  • Limit ages for both tutors and students. Example: I only take 12-18 year olds in grades 6-12.
  • Develop both tutor and student application forms as well as signage for the program.  Example: See Files tab at top of blog.
  • Create form letters for First Meeting Introduction, Tutor Instructions and Student Instruction emails. Example: See Files tab at top of blog.
  • Contact local schools to let them know about the program and that you are looking for teen volunteers.
  • Set limit to number of times either a tutor or student can "no show" before being removed from the program. Example: My program has a three strikes rule. If a tutor/student fails to show three times (not consecutive) without contacting the library or the person they are meeting, they are dropped from the program.
  • Devise a way to track teen volunteer hours. I track mine on a monthly basis by having teens sign in and out each week and then entering the information on an Excel sheet.
I've done all that.  Now what?

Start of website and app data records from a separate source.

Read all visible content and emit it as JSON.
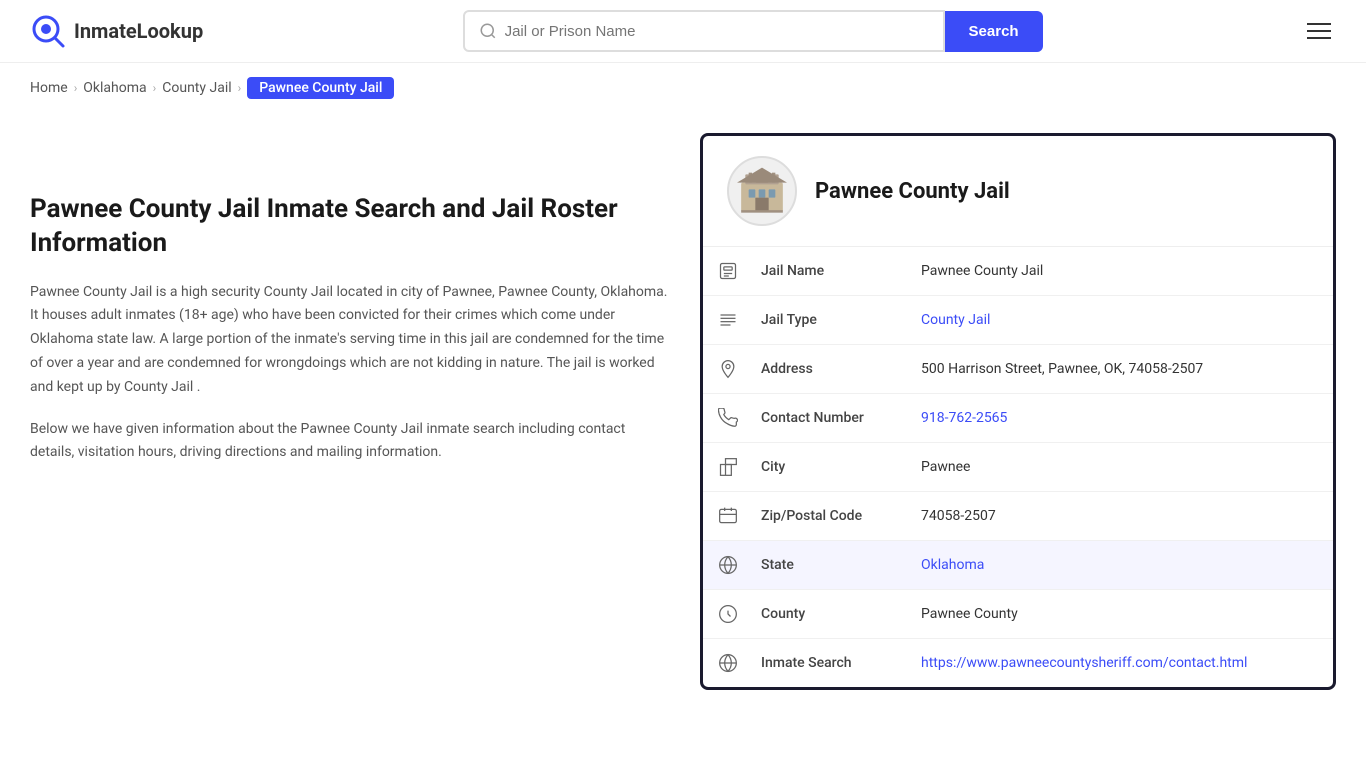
{
  "site": {
    "logo_text_part1": "Inmate",
    "logo_text_part2": "Lookup"
  },
  "header": {
    "search_placeholder": "Jail or Prison Name",
    "search_button_label": "Search"
  },
  "breadcrumb": {
    "items": [
      {
        "label": "Home",
        "href": "#"
      },
      {
        "label": "Oklahoma",
        "href": "#"
      },
      {
        "label": "County Jail",
        "href": "#"
      },
      {
        "label": "Pawnee County Jail",
        "current": true
      }
    ]
  },
  "left": {
    "page_title": "Pawnee County Jail Inmate Search and Jail Roster Information",
    "description1": "Pawnee County Jail is a high security County Jail located in city of Pawnee, Pawnee County, Oklahoma. It houses adult inmates (18+ age) who have been convicted for their crimes which come under Oklahoma state law. A large portion of the inmate's serving time in this jail are condemned for the time of over a year and are condemned for wrongdoings which are not kidding in nature. The jail is worked and kept up by County Jail .",
    "description2": "Below we have given information about the Pawnee County Jail inmate search including contact details, visitation hours, driving directions and mailing information."
  },
  "jail_card": {
    "name": "Pawnee County Jail",
    "rows": [
      {
        "icon": "jail-icon",
        "label": "Jail Name",
        "value": "Pawnee County Jail",
        "link": false,
        "highlighted": false
      },
      {
        "icon": "type-icon",
        "label": "Jail Type",
        "value": "County Jail",
        "link": true,
        "highlighted": false
      },
      {
        "icon": "address-icon",
        "label": "Address",
        "value": "500 Harrison Street, Pawnee, OK, 74058-2507",
        "link": false,
        "highlighted": false
      },
      {
        "icon": "phone-icon",
        "label": "Contact Number",
        "value": "918-762-2565",
        "link": true,
        "highlighted": false
      },
      {
        "icon": "city-icon",
        "label": "City",
        "value": "Pawnee",
        "link": false,
        "highlighted": false
      },
      {
        "icon": "zip-icon",
        "label": "Zip/Postal Code",
        "value": "74058-2507",
        "link": false,
        "highlighted": false
      },
      {
        "icon": "state-icon",
        "label": "State",
        "value": "Oklahoma",
        "link": true,
        "highlighted": true
      },
      {
        "icon": "county-icon",
        "label": "County",
        "value": "Pawnee County",
        "link": false,
        "highlighted": false
      },
      {
        "icon": "search-icon",
        "label": "Inmate Search",
        "value": "https://www.pawneecountysheriff.com/contact.html",
        "link": true,
        "highlighted": false
      }
    ]
  }
}
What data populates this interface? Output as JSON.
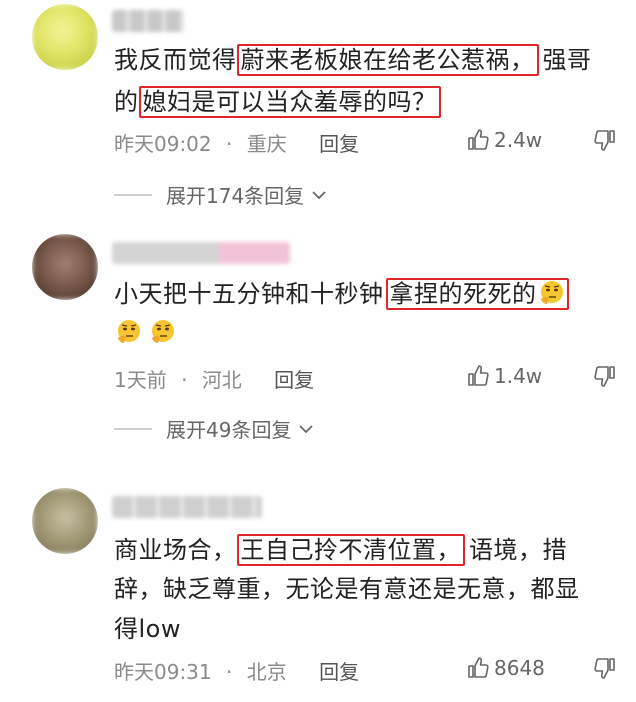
{
  "comments": [
    {
      "lines": [
        {
          "pre": "我反而觉得",
          "hl": "蔚来老板娘在给老公惹祸，",
          "post": "强哥"
        },
        {
          "pre": "的",
          "hl": "媳妇是可以当众羞辱的吗？",
          "post": ""
        }
      ],
      "time": "昨天09:02",
      "location": "重庆",
      "reply_label": "回复",
      "likes": "2.4w",
      "expand_label": "展开174条回复"
    },
    {
      "lines": [
        {
          "pre": "小天把十五分钟和十秒钟",
          "hl": "拿捏的死死的",
          "post": ""
        }
      ],
      "time": "1天前",
      "location": "河北",
      "reply_label": "回复",
      "likes": "1.4w",
      "expand_label": "展开49条回复"
    },
    {
      "lines": [
        {
          "pre": "商业场合，",
          "hl": "王自己拎不清位置，",
          "post": "语境，措"
        },
        {
          "pre": "辞，缺乏尊重，无论是有意还是无意，都显",
          "hl": "",
          "post": ""
        },
        {
          "pre": "得low",
          "hl": "",
          "post": ""
        }
      ],
      "time": "昨天09:31",
      "location": "北京",
      "reply_label": "回复",
      "likes": "8648"
    }
  ],
  "separator": "·",
  "icons": {
    "like": "thumbs-up-icon",
    "dislike": "thumbs-down-icon",
    "expand": "chevron-down-icon",
    "emoji": "thinking-face-emoji"
  },
  "colors": {
    "highlight_border": "#e0262b",
    "meta_text": "#8a8a8a"
  }
}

Now comes the hard part - coordinating it all!
  • As teens begin submitting applications begin matching them based on meeting time and subject.
  • When parents submit applications for tutoring (i.e. needing tutoring) make sure they are aware that the tutors are volunteers and that it may take some time to match their child.
  • Prepare for the program to start off slowly.  As word spreads about "free tutoring" you'll likely begin getting more "needs tutoring" applications than you can keep up with. I just keep them on file and contact the teen/parent via email every week or so until I can get them matched.
Issues You Will Face:
  • As you know, teens can be notoriously flaky.  Tutors show and their students don't or students show and their tutors don't.  This is why I've developed the three-strikes rule and am very strict in enforcement.
  • Teens don't always check their email.  If I have sent an email and not gotten a response within 48hrs I call and leave a message for the teen to contact me.  (Training teens to check their email at least every other day is good for older teens as they begin applying for scholarships and colleges.) Feel free to point out that it is their responsibility to check for the message as you will not have enough time to call everyone involved in the program.
  • Pushy parents.  There will be parents who harass you about matching their students or who will have unreasonable expectations about what kind of tutoring is being offered.  Make it clear that this is a peer tutoring program and that teens are helping other teens.